3D printers continue to gain in importance: the devices are becoming more and more common and can produce a vast range of objects from housings to custom-made prostheses. Johann Elias Stoetzer and Steven Gurgel expanded this spectrum significantly by using flexible, conductive filament to develop sensors that specifically utilise the possibilities of additive manufacturing processes. The sensors can measure forces, contact or bending processes. The young researchers were even able to print their 3-D sensors on textile, which facilitates fascinating applications: Touch sensors on outdoor clothing can, for example, support bike couriers to control smartphone navigation or a music app.
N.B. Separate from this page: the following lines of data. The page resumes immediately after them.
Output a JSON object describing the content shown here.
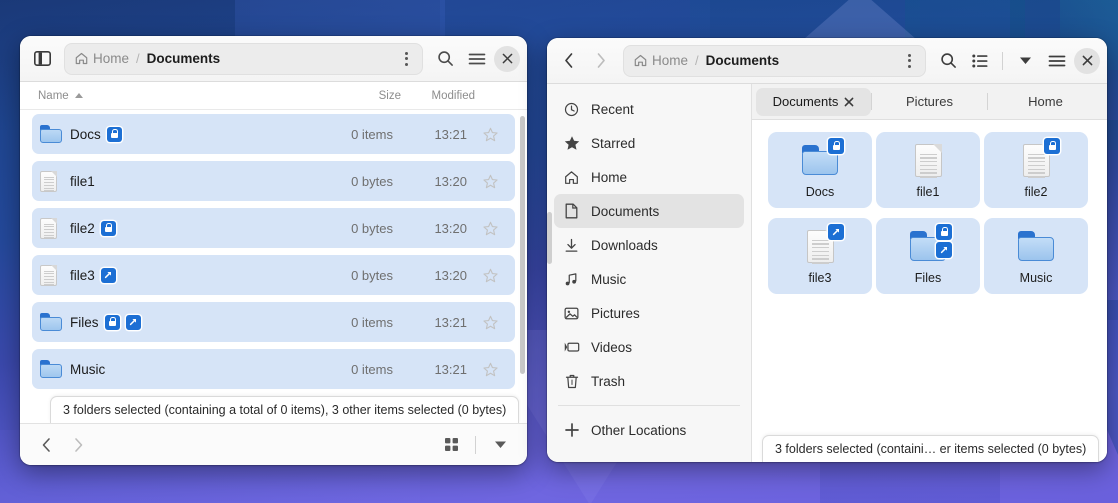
{
  "left_window": {
    "sidebar_toggle_icon": "sidebar-toggle-icon",
    "breadcrumb": {
      "home": "Home",
      "separator": "/",
      "current": "Documents"
    },
    "menu_dots_icon": "view-options-icon",
    "search_icon": "search-icon",
    "hamburger_icon": "main-menu-icon",
    "close_icon": "close-icon",
    "columns": {
      "name": "Name",
      "size": "Size",
      "modified": "Modified"
    },
    "sort_order": "ascending",
    "rows": [
      {
        "name": "Docs",
        "type": "folder",
        "size": "0 items",
        "modified": "13:21",
        "selected": true,
        "emblems": [
          "lock"
        ]
      },
      {
        "name": "file1",
        "type": "document",
        "size": "0 bytes",
        "modified": "13:20",
        "selected": true,
        "emblems": []
      },
      {
        "name": "file2",
        "type": "document",
        "size": "0 bytes",
        "modified": "13:20",
        "selected": true,
        "emblems": [
          "lock"
        ]
      },
      {
        "name": "file3",
        "type": "document",
        "size": "0 bytes",
        "modified": "13:20",
        "selected": true,
        "emblems": [
          "link"
        ]
      },
      {
        "name": "Files",
        "type": "folder",
        "size": "0 items",
        "modified": "13:21",
        "selected": true,
        "emblems": [
          "lock",
          "link"
        ]
      },
      {
        "name": "Music",
        "type": "folder",
        "size": "0 items",
        "modified": "13:21",
        "selected": true,
        "emblems": []
      }
    ],
    "status": "3 folders selected (containing a total of 0 items), 3 other items selected (0 bytes)",
    "footer": {
      "back_icon": "back-chevron-icon",
      "forward_icon": "forward-chevron-icon",
      "grid_view_icon": "grid-view-icon",
      "dropdown_icon": "chevron-down-icon"
    }
  },
  "right_window": {
    "back_icon": "back-chevron-icon",
    "forward_icon": "forward-chevron-icon",
    "breadcrumb": {
      "home": "Home",
      "separator": "/",
      "current": "Documents"
    },
    "menu_dots_icon": "view-options-icon",
    "search_icon": "search-icon",
    "list_view_icon": "list-view-icon",
    "dropdown_icon": "chevron-down-icon",
    "hamburger_icon": "main-menu-icon",
    "close_icon": "close-icon",
    "sidebar": {
      "items": [
        {
          "label": "Recent",
          "icon": "clock-icon",
          "active": false
        },
        {
          "label": "Starred",
          "icon": "star-icon",
          "active": false
        },
        {
          "label": "Home",
          "icon": "home-icon",
          "active": false
        },
        {
          "label": "Documents",
          "icon": "document-icon",
          "active": true
        },
        {
          "label": "Downloads",
          "icon": "download-icon",
          "active": false
        },
        {
          "label": "Music",
          "icon": "music-icon",
          "active": false
        },
        {
          "label": "Pictures",
          "icon": "image-icon",
          "active": false
        },
        {
          "label": "Videos",
          "icon": "video-icon",
          "active": false
        },
        {
          "label": "Trash",
          "icon": "trash-icon",
          "active": false
        }
      ],
      "other_locations": {
        "label": "Other Locations",
        "icon": "plus-icon"
      }
    },
    "tabs": [
      {
        "label": "Documents",
        "active": true,
        "closable": true
      },
      {
        "label": "Pictures",
        "active": false,
        "closable": false
      },
      {
        "label": "Home",
        "active": false,
        "closable": false
      }
    ],
    "grid_items": [
      {
        "name": "Docs",
        "type": "folder",
        "selected": true,
        "emblems": [
          "lock"
        ]
      },
      {
        "name": "file1",
        "type": "document",
        "selected": true,
        "emblems": []
      },
      {
        "name": "file2",
        "type": "document",
        "selected": true,
        "emblems": [
          "lock"
        ]
      },
      {
        "name": "file3",
        "type": "document",
        "selected": true,
        "emblems": [
          "link"
        ]
      },
      {
        "name": "Files",
        "type": "folder",
        "selected": true,
        "emblems": [
          "lock",
          "link"
        ]
      },
      {
        "name": "Music",
        "type": "folder",
        "selected": true,
        "emblems": []
      }
    ],
    "status": "3 folders selected (containi… er items selected (0 bytes)"
  },
  "colors": {
    "selection_blue": "#d6e4f7",
    "emblem_blue": "#1c6fd4",
    "folder_blue": "#2a72cf",
    "sidebar_bg": "#f7f7f7",
    "header_bg": "#f4f4f4"
  }
}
And pressure and bending sensors applied to protective clothing could warn of excessive load on joints.
Johann Elias Stoetzer